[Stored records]
::::
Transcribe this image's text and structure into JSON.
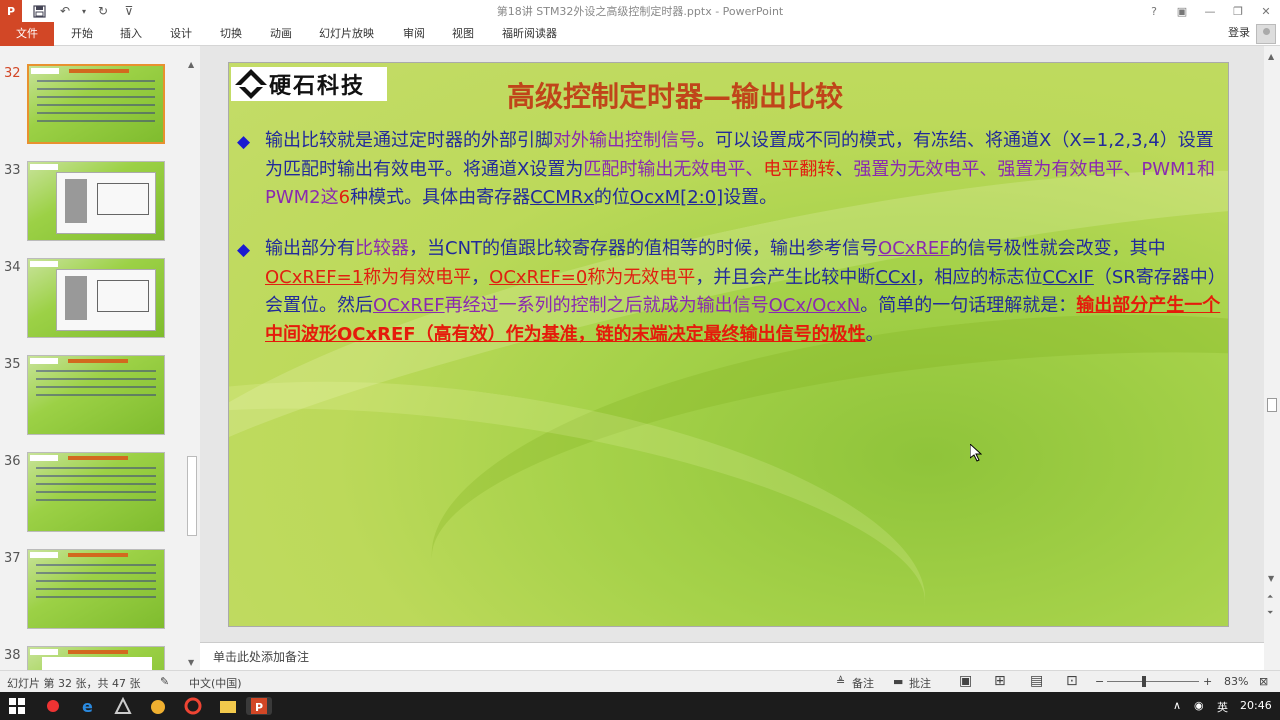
{
  "window": {
    "title": "第18讲 STM32外设之高级控制定时器.pptx - PowerPoint",
    "controls": [
      "?",
      "▣",
      "—",
      "❐",
      "✕"
    ]
  },
  "qat": {
    "app_icon": "P",
    "save_icon": "save-icon",
    "undo_icon": "undo-icon",
    "redo_icon": "redo-icon"
  },
  "ribbon": {
    "file": "文件",
    "tabs": [
      "开始",
      "插入",
      "设计",
      "切换",
      "动画",
      "幻灯片放映",
      "审阅",
      "视图",
      "福昕阅读器"
    ],
    "login": "登录"
  },
  "thumbnails": [
    {
      "num": "32",
      "active": true
    },
    {
      "num": "33",
      "active": false
    },
    {
      "num": "34",
      "active": false
    },
    {
      "num": "35",
      "active": false
    },
    {
      "num": "36",
      "active": false
    },
    {
      "num": "37",
      "active": false
    },
    {
      "num": "38",
      "active": false
    }
  ],
  "slide": {
    "logo_text": "硬石科技",
    "title": "高级控制定时器—输出比较",
    "bullet1": [
      {
        "t": "输出比较就是通过定时器的外部引脚",
        "c": ""
      },
      {
        "t": "对外输出控制信号",
        "c": "light"
      },
      {
        "t": "。可以设置成不同的模式，有冻结、将通道X（X=1,2,3,4）设置为匹配时输出有效电平。将通道X设置为",
        "c": ""
      },
      {
        "t": "匹配时输出无效电平、",
        "c": "light"
      },
      {
        "t": "电平翻转",
        "c": "red"
      },
      {
        "t": "、",
        "c": ""
      },
      {
        "t": "强置为无效电平、强置为有效电平、PWM1和PWM2这",
        "c": "light"
      },
      {
        "t": "6",
        "c": "red"
      },
      {
        "t": "种模式。具体由寄存器",
        "c": ""
      },
      {
        "t": "CCMRx",
        "c": "ul"
      },
      {
        "t": "的位",
        "c": ""
      },
      {
        "t": "OcxM[2:0]",
        "c": "ul"
      },
      {
        "t": "设置。",
        "c": ""
      }
    ],
    "bullet2": [
      {
        "t": "输出部分有",
        "c": ""
      },
      {
        "t": "比较器",
        "c": "light"
      },
      {
        "t": "，当CNT的值跟比较寄存器的值相等的时候，输出参考信号",
        "c": ""
      },
      {
        "t": "OCxREF",
        "c": "light ul"
      },
      {
        "t": "的信号极性就会改变，其中",
        "c": ""
      },
      {
        "t": "OCxREF=1",
        "c": "red ul"
      },
      {
        "t": "称为有效电平",
        "c": "red"
      },
      {
        "t": "，",
        "c": ""
      },
      {
        "t": "OCxREF=0",
        "c": "red ul"
      },
      {
        "t": "称为无效电平",
        "c": "red"
      },
      {
        "t": "，并且会产生比较中断",
        "c": ""
      },
      {
        "t": "CCxI",
        "c": "ul"
      },
      {
        "t": "，相应的标志位",
        "c": ""
      },
      {
        "t": "CCxIF",
        "c": "ul"
      },
      {
        "t": "（SR寄存器中）会置位。然后",
        "c": ""
      },
      {
        "t": "OCxREF",
        "c": "light ul"
      },
      {
        "t": "再经过一系列的控制之后就成为输出信号",
        "c": "light"
      },
      {
        "t": "OCx/OcxN",
        "c": "light ul"
      },
      {
        "t": "。简单的一句话理解就是：",
        "c": ""
      },
      {
        "t": "输出部分产生一个中间波形OCxREF（高有效）作为基准，链的末端决定最终输出信号的极性",
        "c": "redbold"
      },
      {
        "t": "。",
        "c": ""
      }
    ]
  },
  "notes": {
    "placeholder": "单击此处添加备注"
  },
  "status": {
    "slide_info": "幻灯片 第 32 张，共 47 张",
    "language": "中文(中国)",
    "notes_btn": "备注",
    "comments_btn": "批注",
    "zoom": "83%"
  },
  "taskbar": {
    "ime": "英",
    "time": "20:46"
  },
  "colors": {
    "accent": "#d24726",
    "title": "#c0451a",
    "body": "#222a9a"
  }
}
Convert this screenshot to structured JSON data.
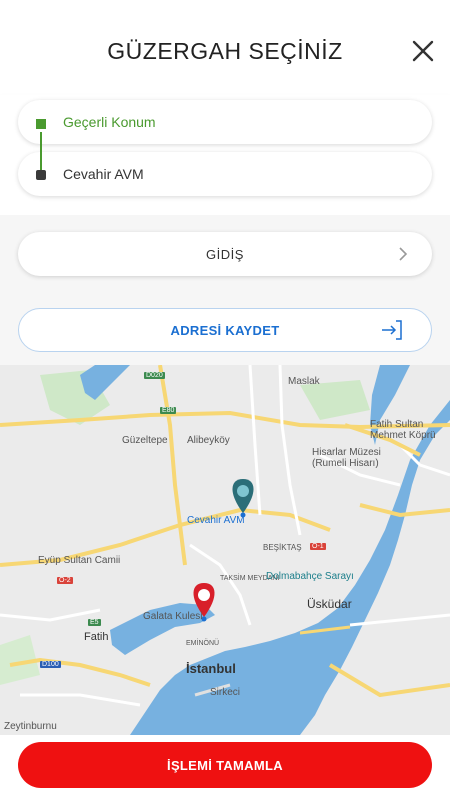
{
  "header": {
    "title": "GÜZERGAH SEÇİNİZ"
  },
  "route": {
    "from_label": "Geçerli Konum",
    "to_label": "Cevahir AVM"
  },
  "direction": {
    "label": "GİDİŞ"
  },
  "save": {
    "label": "ADRESİ KAYDET"
  },
  "map": {
    "labels": {
      "maslak": "Maslak",
      "fatih_sultan_mehmet_koprusu": "Fatih Sultan\nMehmet Köprü",
      "rumeli_hisari": "Hisarlar Müzesi\n(Rumeli Hisarı)",
      "guzeltepe": "Güzeltepe",
      "alibeykoy": "Alibeyköy",
      "cevahir_avm": "Cevahir AVM",
      "eyup_sultan": "Eyüp Sultan Camii",
      "besiktas": "BEŞİKTAŞ",
      "taksim": "TAKSİM MEYDANI",
      "dolmabahce": "Dolmabahçe Sarayı",
      "galata_kulesi": "Galata Kulesi",
      "uskudar": "Üsküdar",
      "fatih": "Fatih",
      "eminonu": "EMİNÖNÜ",
      "istanbul": "İstanbul",
      "sirkeci": "Sirkeci",
      "zeytinburnu": "Zeytinburnu"
    },
    "roads": {
      "e80": "E80",
      "d020": "D020",
      "o1": "O-1",
      "e5": "E5",
      "d100": "D100",
      "o2": "O-2"
    }
  },
  "footer": {
    "complete_label": "İŞLEMİ TAMAMLA"
  },
  "colors": {
    "accent_red": "#ef1111",
    "accent_green": "#4a9a2f",
    "accent_blue": "#1b6fd1",
    "pin_teal": "#2b6e78"
  }
}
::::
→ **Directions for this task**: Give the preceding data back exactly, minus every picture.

→ **Answer for this exercise**:
Transcribe this image's text and structure into JSON.
{
  "window": {
    "title": "第18讲 STM32外设之高级控制定时器.pptx - PowerPoint",
    "controls": [
      "?",
      "▣",
      "—",
      "❐",
      "✕"
    ]
  },
  "qat": {
    "app_icon": "P",
    "save_icon": "save-icon",
    "undo_icon": "undo-icon",
    "redo_icon": "redo-icon"
  },
  "ribbon": {
    "file": "文件",
    "tabs": [
      "开始",
      "插入",
      "设计",
      "切换",
      "动画",
      "幻灯片放映",
      "审阅",
      "视图",
      "福昕阅读器"
    ],
    "login": "登录"
  },
  "thumbnails": [
    {
      "num": "32",
      "active": true
    },
    {
      "num": "33",
      "active": false
    },
    {
      "num": "34",
      "active": false
    },
    {
      "num": "35",
      "active": false
    },
    {
      "num": "36",
      "active": false
    },
    {
      "num": "37",
      "active": false
    },
    {
      "num": "38",
      "active": false
    }
  ],
  "slide": {
    "logo_text": "硬石科技",
    "title": "高级控制定时器—输出比较",
    "bullet1": [
      {
        "t": "输出比较就是通过定时器的外部引脚",
        "c": ""
      },
      {
        "t": "对外输出控制信号",
        "c": "light"
      },
      {
        "t": "。可以设置成不同的模式，有冻结、将通道X（X=1,2,3,4）设置为匹配时输出有效电平。将通道X设置为",
        "c": ""
      },
      {
        "t": "匹配时输出无效电平、",
        "c": "light"
      },
      {
        "t": "电平翻转",
        "c": "red"
      },
      {
        "t": "、",
        "c": ""
      },
      {
        "t": "强置为无效电平、强置为有效电平、PWM1和PWM2这",
        "c": "light"
      },
      {
        "t": "6",
        "c": "red"
      },
      {
        "t": "种模式。具体由寄存器",
        "c": ""
      },
      {
        "t": "CCMRx",
        "c": "ul"
      },
      {
        "t": "的位",
        "c": ""
      },
      {
        "t": "OcxM[2:0]",
        "c": "ul"
      },
      {
        "t": "设置。",
        "c": ""
      }
    ],
    "bullet2": [
      {
        "t": "输出部分有",
        "c": ""
      },
      {
        "t": "比较器",
        "c": "light"
      },
      {
        "t": "，当CNT的值跟比较寄存器的值相等的时候，输出参考信号",
        "c": ""
      },
      {
        "t": "OCxREF",
        "c": "light ul"
      },
      {
        "t": "的信号极性就会改变，其中",
        "c": ""
      },
      {
        "t": "OCxREF=1",
        "c": "red ul"
      },
      {
        "t": "称为有效电平",
        "c": "red"
      },
      {
        "t": "，",
        "c": ""
      },
      {
        "t": "OCxREF=0",
        "c": "red ul"
      },
      {
        "t": "称为无效电平",
        "c": "red"
      },
      {
        "t": "，并且会产生比较中断",
        "c": ""
      },
      {
        "t": "CCxI",
        "c": "ul"
      },
      {
        "t": "，相应的标志位",
        "c": ""
      },
      {
        "t": "CCxIF",
        "c": "ul"
      },
      {
        "t": "（SR寄存器中）会置位。然后",
        "c": ""
      },
      {
        "t": "OCxREF",
        "c": "light ul"
      },
      {
        "t": "再经过一系列的控制之后就成为输出信号",
        "c": "light"
      },
      {
        "t": "OCx/OcxN",
        "c": "light ul"
      },
      {
        "t": "。简单的一句话理解就是：",
        "c": ""
      },
      {
        "t": "输出部分产生一个中间波形OCxREF（高有效）作为基准，链的末端决定最终输出信号的极性",
        "c": "redbold"
      },
      {
        "t": "。",
        "c": ""
      }
    ]
  },
  "notes": {
    "placeholder": "单击此处添加备注"
  },
  "status": {
    "slide_info": "幻灯片 第 32 张，共 47 张",
    "language": "中文(中国)",
    "notes_btn": "备注",
    "comments_btn": "批注",
    "zoom": "83%"
  },
  "taskbar": {
    "ime": "英",
    "time": "20:46"
  },
  "colors": {
    "accent": "#d24726",
    "title": "#c0451a",
    "body": "#222a9a"
  }
}
Convert this screenshot to structured JSON data.
{
  "header": {
    "title": "GÜZERGAH SEÇİNİZ"
  },
  "route": {
    "from_label": "Geçerli Konum",
    "to_label": "Cevahir AVM"
  },
  "direction": {
    "label": "GİDİŞ"
  },
  "save": {
    "label": "ADRESİ KAYDET"
  },
  "map": {
    "labels": {
      "maslak": "Maslak",
      "fatih_sultan_mehmet_koprusu": "Fatih Sultan\nMehmet Köprü",
      "rumeli_hisari": "Hisarlar Müzesi\n(Rumeli Hisarı)",
      "guzeltepe": "Güzeltepe",
      "alibeykoy": "Alibeyköy",
      "cevahir_avm": "Cevahir AVM",
      "eyup_sultan": "Eyüp Sultan Camii",
      "besiktas": "BEŞİKTAŞ",
      "taksim": "TAKSİM MEYDANI",
      "dolmabahce": "Dolmabahçe Sarayı",
      "galata_kulesi": "Galata Kulesi",
      "uskudar": "Üsküdar",
      "fatih": "Fatih",
      "eminonu": "EMİNÖNÜ",
      "istanbul": "İstanbul",
      "sirkeci": "Sirkeci",
      "zeytinburnu": "Zeytinburnu"
    },
    "roads": {
      "e80": "E80",
      "d020": "D020",
      "o1": "O-1",
      "e5": "E5",
      "d100": "D100",
      "o2": "O-2"
    }
  },
  "footer": {
    "complete_label": "İŞLEMİ TAMAMLA"
  },
  "colors": {
    "accent_red": "#ef1111",
    "accent_green": "#4a9a2f",
    "accent_blue": "#1b6fd1",
    "pin_teal": "#2b6e78"
  }
}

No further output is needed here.